“Halleluiah!” added Judy.
Then I went back to the studio and created this piece.
Cherry Season – by Clancy – 7 x 5 inches – acrylic and gouache on board
It ended up being an artistic exercise/challenge in getting the two-colored cherries to look round, and the glass to look glass-like.
Since this one is slightly different than my usual sort of thing I sent an image of “Cherry Season” to the gallery owner at Caplan Art Designs – who said it’ll be included in my exhibit later this year! And I’m to keep ’em coming! Wahoo!!
Anyway, in looking up cherry-drink recipes for this post I found this link – which seems the closest to the drink we had at our local pub. http://www.cookingandbeer.com/2015/06/rainier-cherry-and-orange-campari-cocktails/
It took some doing but I finished the painting I was working on in my last post (here). I’ve titled it “A Novel Morning”. It is 24 inches by 18 inches – acrylic and gouache on board.
The text in the painting was paraphrased from Dona Leon’s book “Death at La Fenice” – the first book in her Commissario Brunetti series. I adjusted the text for artistic reasons too numerous to write about in detail here – mainly because I’m lazy about typing words in a row – the gist being that I wanted to convey visually what I find alluring in Leon’s novelistic work; i.e. I love the food connection.
And I included the Powell’s bookstore receipt in the painting because one of my favorite things to do is go to a local bookstore, find a new-to-me novel, visit the in-bookstore coffee shop and consider the author/book carefully. That’s my idea of heaven.
I’ve been reading a lot of novels by Donna Leon lately. Her Commissario Brunetti series. My wife and I had watched many of the movie versions, I got hooked and sought out the novels. As a result I’ve realized how often the detective mystery is solved by something mundane, trivial and even disposable. The clue that resolves the crime may be found in the wilted flowers in the office, the food take-out container, the receipt in a wallet – or something else really mundane. In Leon’s work the city, the food, the objects are characters in their own right. They certainly add to my perception of her protagonist Guido Brunetti and his cases.
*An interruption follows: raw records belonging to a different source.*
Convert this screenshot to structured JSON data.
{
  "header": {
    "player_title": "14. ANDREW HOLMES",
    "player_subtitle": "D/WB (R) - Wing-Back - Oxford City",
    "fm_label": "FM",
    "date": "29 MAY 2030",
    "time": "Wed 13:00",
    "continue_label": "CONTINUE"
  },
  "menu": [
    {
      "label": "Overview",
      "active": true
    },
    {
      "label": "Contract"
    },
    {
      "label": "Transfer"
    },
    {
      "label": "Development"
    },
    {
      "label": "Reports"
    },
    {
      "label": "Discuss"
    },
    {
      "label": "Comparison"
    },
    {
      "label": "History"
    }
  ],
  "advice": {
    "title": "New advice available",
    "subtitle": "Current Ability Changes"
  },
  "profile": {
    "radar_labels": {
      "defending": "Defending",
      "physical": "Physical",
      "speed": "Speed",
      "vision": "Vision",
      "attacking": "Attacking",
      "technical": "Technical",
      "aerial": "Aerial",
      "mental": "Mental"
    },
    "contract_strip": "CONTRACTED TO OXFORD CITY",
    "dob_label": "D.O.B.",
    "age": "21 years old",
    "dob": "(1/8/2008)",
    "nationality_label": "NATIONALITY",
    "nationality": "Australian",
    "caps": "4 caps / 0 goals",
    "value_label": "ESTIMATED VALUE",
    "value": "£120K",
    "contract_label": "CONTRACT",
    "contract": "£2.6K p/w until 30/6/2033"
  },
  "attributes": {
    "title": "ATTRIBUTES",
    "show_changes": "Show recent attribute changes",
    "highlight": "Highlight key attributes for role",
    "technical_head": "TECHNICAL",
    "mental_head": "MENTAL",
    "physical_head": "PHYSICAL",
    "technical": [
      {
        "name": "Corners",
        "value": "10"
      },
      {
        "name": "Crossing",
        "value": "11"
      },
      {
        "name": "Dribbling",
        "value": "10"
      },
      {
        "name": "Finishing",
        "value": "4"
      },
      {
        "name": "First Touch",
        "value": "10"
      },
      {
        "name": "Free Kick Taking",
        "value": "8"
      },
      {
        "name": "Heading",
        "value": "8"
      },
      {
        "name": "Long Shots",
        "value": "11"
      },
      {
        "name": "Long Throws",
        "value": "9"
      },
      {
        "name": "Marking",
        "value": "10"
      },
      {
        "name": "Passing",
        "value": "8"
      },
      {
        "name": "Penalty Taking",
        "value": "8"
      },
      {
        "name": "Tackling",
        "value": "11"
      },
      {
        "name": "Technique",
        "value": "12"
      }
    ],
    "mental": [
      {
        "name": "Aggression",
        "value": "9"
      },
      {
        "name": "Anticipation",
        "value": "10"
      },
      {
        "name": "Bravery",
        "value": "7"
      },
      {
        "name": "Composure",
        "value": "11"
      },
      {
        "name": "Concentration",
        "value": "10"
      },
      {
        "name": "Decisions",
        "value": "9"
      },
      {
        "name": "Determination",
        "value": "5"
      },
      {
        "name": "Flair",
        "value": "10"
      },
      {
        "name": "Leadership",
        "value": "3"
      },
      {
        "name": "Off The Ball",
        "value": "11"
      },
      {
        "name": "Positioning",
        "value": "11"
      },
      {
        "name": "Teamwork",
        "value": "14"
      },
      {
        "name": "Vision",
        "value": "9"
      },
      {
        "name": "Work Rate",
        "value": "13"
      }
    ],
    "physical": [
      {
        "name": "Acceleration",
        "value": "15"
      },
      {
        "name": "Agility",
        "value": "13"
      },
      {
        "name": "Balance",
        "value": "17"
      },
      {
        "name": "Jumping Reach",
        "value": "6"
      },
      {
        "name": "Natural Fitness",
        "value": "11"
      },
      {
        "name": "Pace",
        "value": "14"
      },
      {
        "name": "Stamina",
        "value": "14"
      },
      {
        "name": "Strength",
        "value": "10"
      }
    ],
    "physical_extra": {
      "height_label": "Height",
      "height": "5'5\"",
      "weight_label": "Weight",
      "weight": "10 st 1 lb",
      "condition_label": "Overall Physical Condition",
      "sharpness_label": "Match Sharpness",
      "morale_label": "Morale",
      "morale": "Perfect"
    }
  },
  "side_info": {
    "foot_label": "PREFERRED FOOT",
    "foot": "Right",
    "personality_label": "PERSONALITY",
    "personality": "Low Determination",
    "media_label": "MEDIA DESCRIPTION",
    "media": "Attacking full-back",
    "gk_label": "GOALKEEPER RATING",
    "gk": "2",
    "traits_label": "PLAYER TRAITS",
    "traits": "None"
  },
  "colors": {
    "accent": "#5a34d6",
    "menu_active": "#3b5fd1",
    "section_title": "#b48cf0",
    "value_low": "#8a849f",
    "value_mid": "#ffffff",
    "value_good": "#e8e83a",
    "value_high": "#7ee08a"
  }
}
These thoughts led me to thinking about how historians and archeologists both spelunk in the log-books, the diaries and the trash heaps of history to find the clues about life in the past.
And then there’s the concepts of wabi-sabi and hygge…
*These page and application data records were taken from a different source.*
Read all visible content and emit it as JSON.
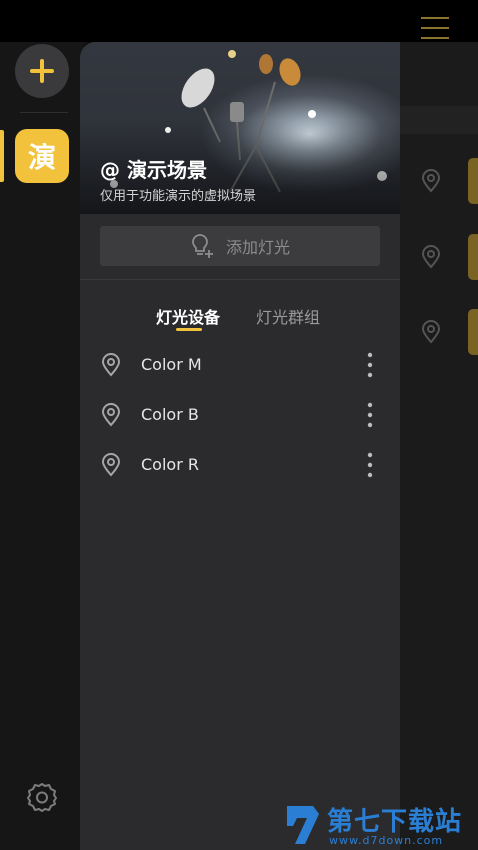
{
  "rail": {
    "add_label": "+",
    "scene_tile_label": "演",
    "settings_icon": "gear-icon"
  },
  "scene": {
    "title": "@ 演示场景",
    "subtitle": "仅用于功能演示的虚拟场景"
  },
  "add_light": {
    "label": "添加灯光",
    "icon": "bulb-plus-icon"
  },
  "tabs": [
    {
      "label": "灯光设备",
      "active": true
    },
    {
      "label": "灯光群组",
      "active": false
    }
  ],
  "lights": [
    {
      "name": "Color M"
    },
    {
      "name": "Color B"
    },
    {
      "name": "Color R"
    }
  ],
  "watermark": {
    "name": "第七下载站",
    "url": "www.d7down.com"
  },
  "colors": {
    "accent": "#f2c23c",
    "panel": "#2b2b2d",
    "background": "#111112"
  }
}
Amongst all these thoughts I had my cat’s exhibit open at Burnt Bridge Cellars. One of the benefits of doing one-person shows is that I get to see a years worth of my own work all at one time. As I looked around I realized that I’ve focused on creating my characters; the eyes, the fur, their animal-body-shape in people clothing and not as much on the stuff, the objects, they hold.
So I want to see if I can tell a visual story with “just stuff”. A still life basically. But I still hope to tell or imply a visual story. By doing this I’ll be practicing depicting the details of drinks, food and physical objects better so they can become “characters” in their own right. Kind of like what Leon does in her novels. Then eventually I hope to put my object-characters together with my animals…
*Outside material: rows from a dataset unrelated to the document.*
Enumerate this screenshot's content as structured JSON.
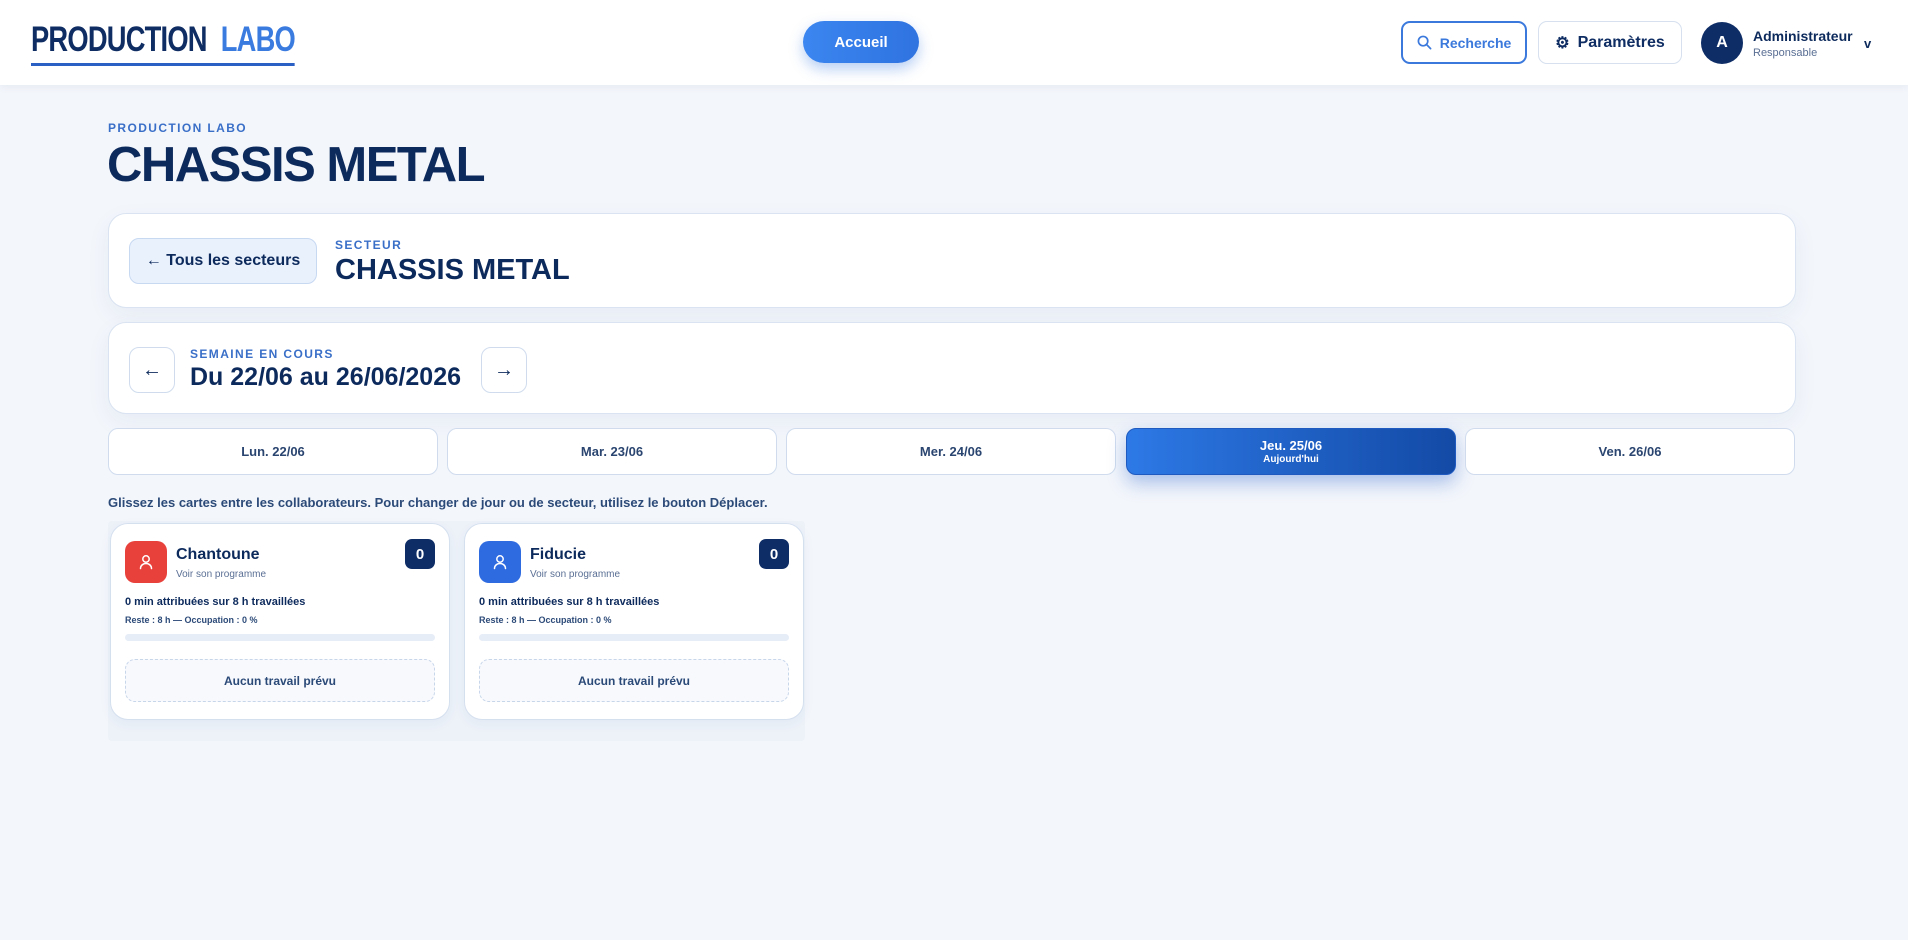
{
  "app": {
    "logo_part1": "PRODUCTION",
    "logo_part2": "LABO",
    "home_label": "Accueil",
    "search_label": "Recherche",
    "settings_label": "Paramètres",
    "user": {
      "initial": "A",
      "name": "Administrateur",
      "role": "Responsable",
      "chevron": "v"
    }
  },
  "header": {
    "eyebrow": "PRODUCTION LABO",
    "title": "CHASSIS METAL"
  },
  "sector": {
    "back_label": "← Tous les secteurs",
    "label": "SECTEUR",
    "name": "CHASSIS METAL"
  },
  "week": {
    "label": "SEMAINE EN COURS",
    "range": "Du 22/06 au 26/06/2026",
    "prev": "←",
    "next": "→"
  },
  "days": [
    {
      "label": "Lun. 22/06",
      "sub": "",
      "active": false
    },
    {
      "label": "Mar. 23/06",
      "sub": "",
      "active": false
    },
    {
      "label": "Mer. 24/06",
      "sub": "",
      "active": false
    },
    {
      "label": "Jeu. 25/06",
      "sub": "Aujourd'hui",
      "active": true
    },
    {
      "label": "Ven. 26/06",
      "sub": "",
      "active": false
    }
  ],
  "hint": "Glissez les cartes entre les collaborateurs. Pour changer de jour ou de secteur, utilisez le bouton Déplacer.",
  "workers": [
    {
      "name": "Chantoune",
      "link": "Voir son programme",
      "count": "0",
      "color": "#e8413c",
      "stat": "0 min attribuées sur 8 h travaillées",
      "rest": "Reste : 8 h — Occupation : 0 %",
      "occupation": 0,
      "empty": "Aucun travail prévu"
    },
    {
      "name": "Fiducie",
      "link": "Voir son programme",
      "count": "0",
      "color": "#2e6ae0",
      "stat": "0 min attribuées sur 8 h travaillées",
      "rest": "Reste : 8 h — Occupation : 0 %",
      "occupation": 0,
      "empty": "Aucun travail prévu"
    }
  ]
}
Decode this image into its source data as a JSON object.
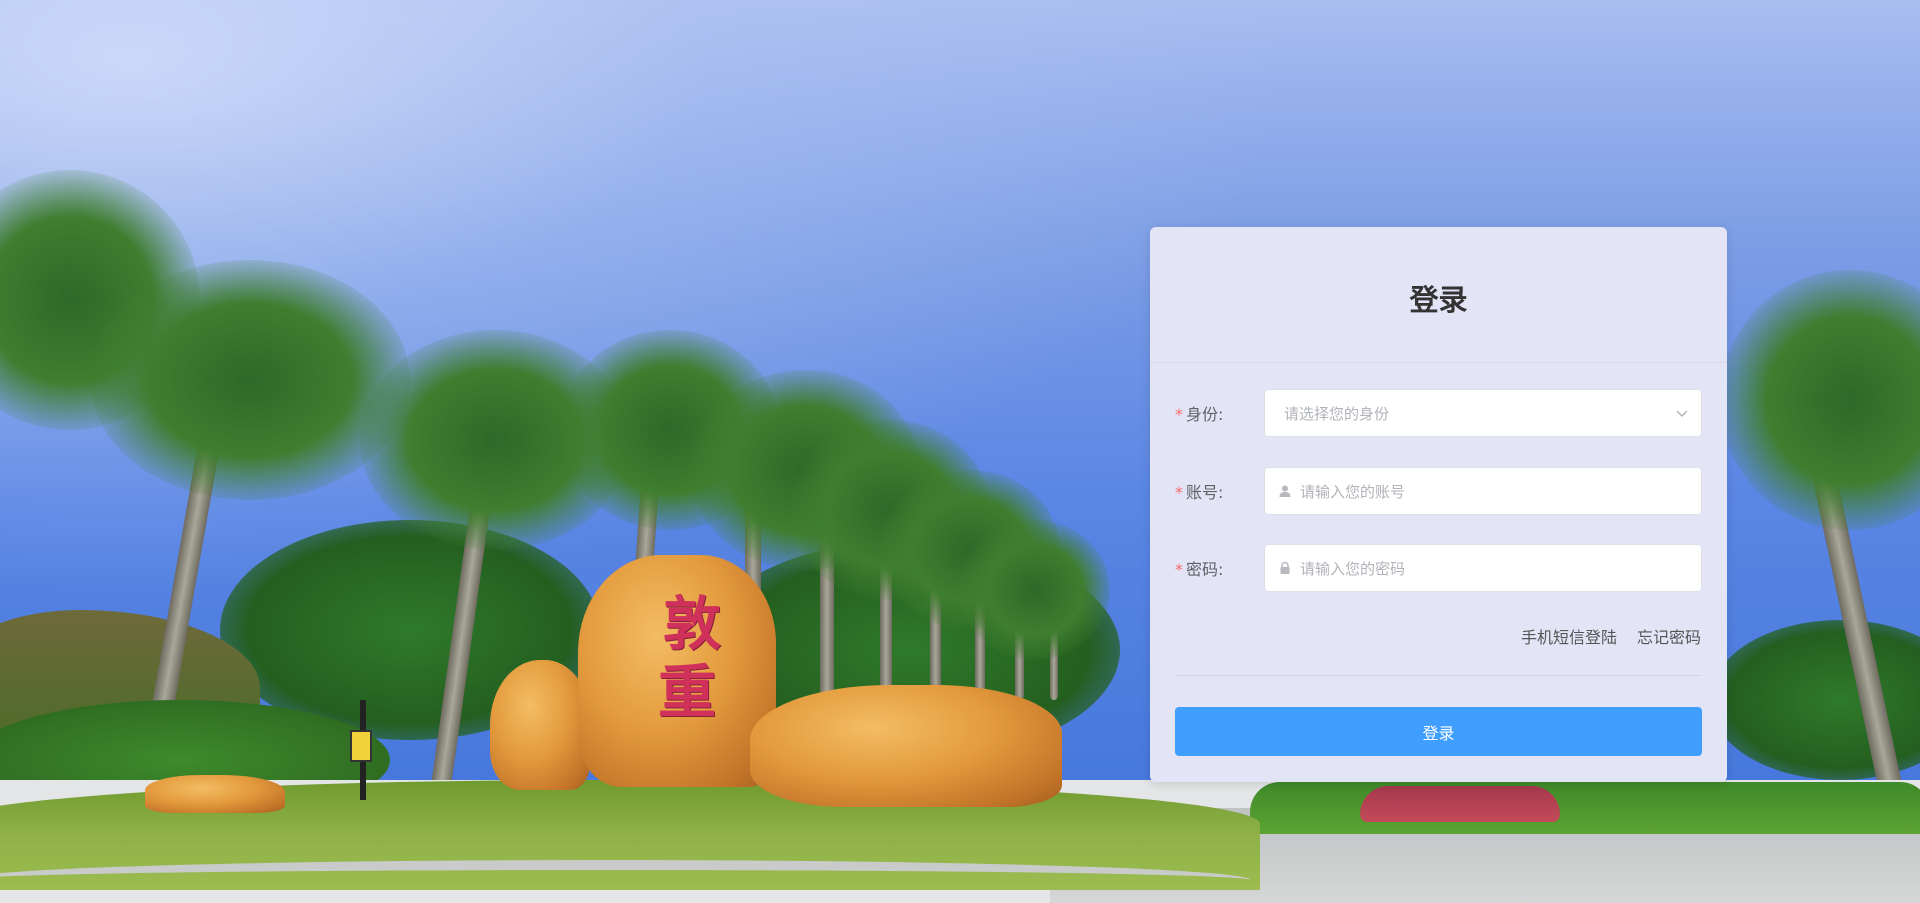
{
  "background": {
    "carved_text": [
      "敦",
      "重"
    ]
  },
  "login": {
    "title": "登录",
    "required_mark": "*",
    "identity": {
      "label": "身份:",
      "placeholder": "请选择您的身份"
    },
    "account": {
      "label": "账号:",
      "placeholder": "请输入您的账号"
    },
    "password": {
      "label": "密码:",
      "placeholder": "请输入您的密码"
    },
    "links": {
      "sms_login": "手机短信登陆",
      "forgot_password": "忘记密码"
    },
    "submit_label": "登录"
  },
  "colors": {
    "primary": "#409eff",
    "card_bg": "#e4e4f7",
    "required": "#f56c6c"
  },
  "icons": {
    "identity_suffix": "chevron-down-icon",
    "account_prefix": "user-icon",
    "password_prefix": "lock-icon"
  }
}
Anyway, here’s me working on one:
This morning I delivered my cat themed artwork to Burnt Bridge Cellars for the upcoming exhibit, “Purrsuits of Pleasure”, June 1st through the end of July. Below is the unvarnished, unedited, raw, bare-naked video of what the exhibit looked like just after it was hung. The exhibit will look entirely different with a glass of wine in hand and lots of friendly people to talk to. Art is an excuse for a good conversation.
If you wish to actually read the exhibit statement that appeared out-of-focus in the end of the video you can see that in a recent blog post here – and some of the text beside the artwork can be read in the post here.
Here’s the link to Burnt Bridge Cellars: http://www.burntbridgecellars.com/
And here is the link to Caplan Art Designs – one of my galleries that can be contacted regarding my work in this exhibit: http://www.caplanartdesigns.com/
Now I’m going to grab a novel and read a while – generally get rested before the opening party on Friday.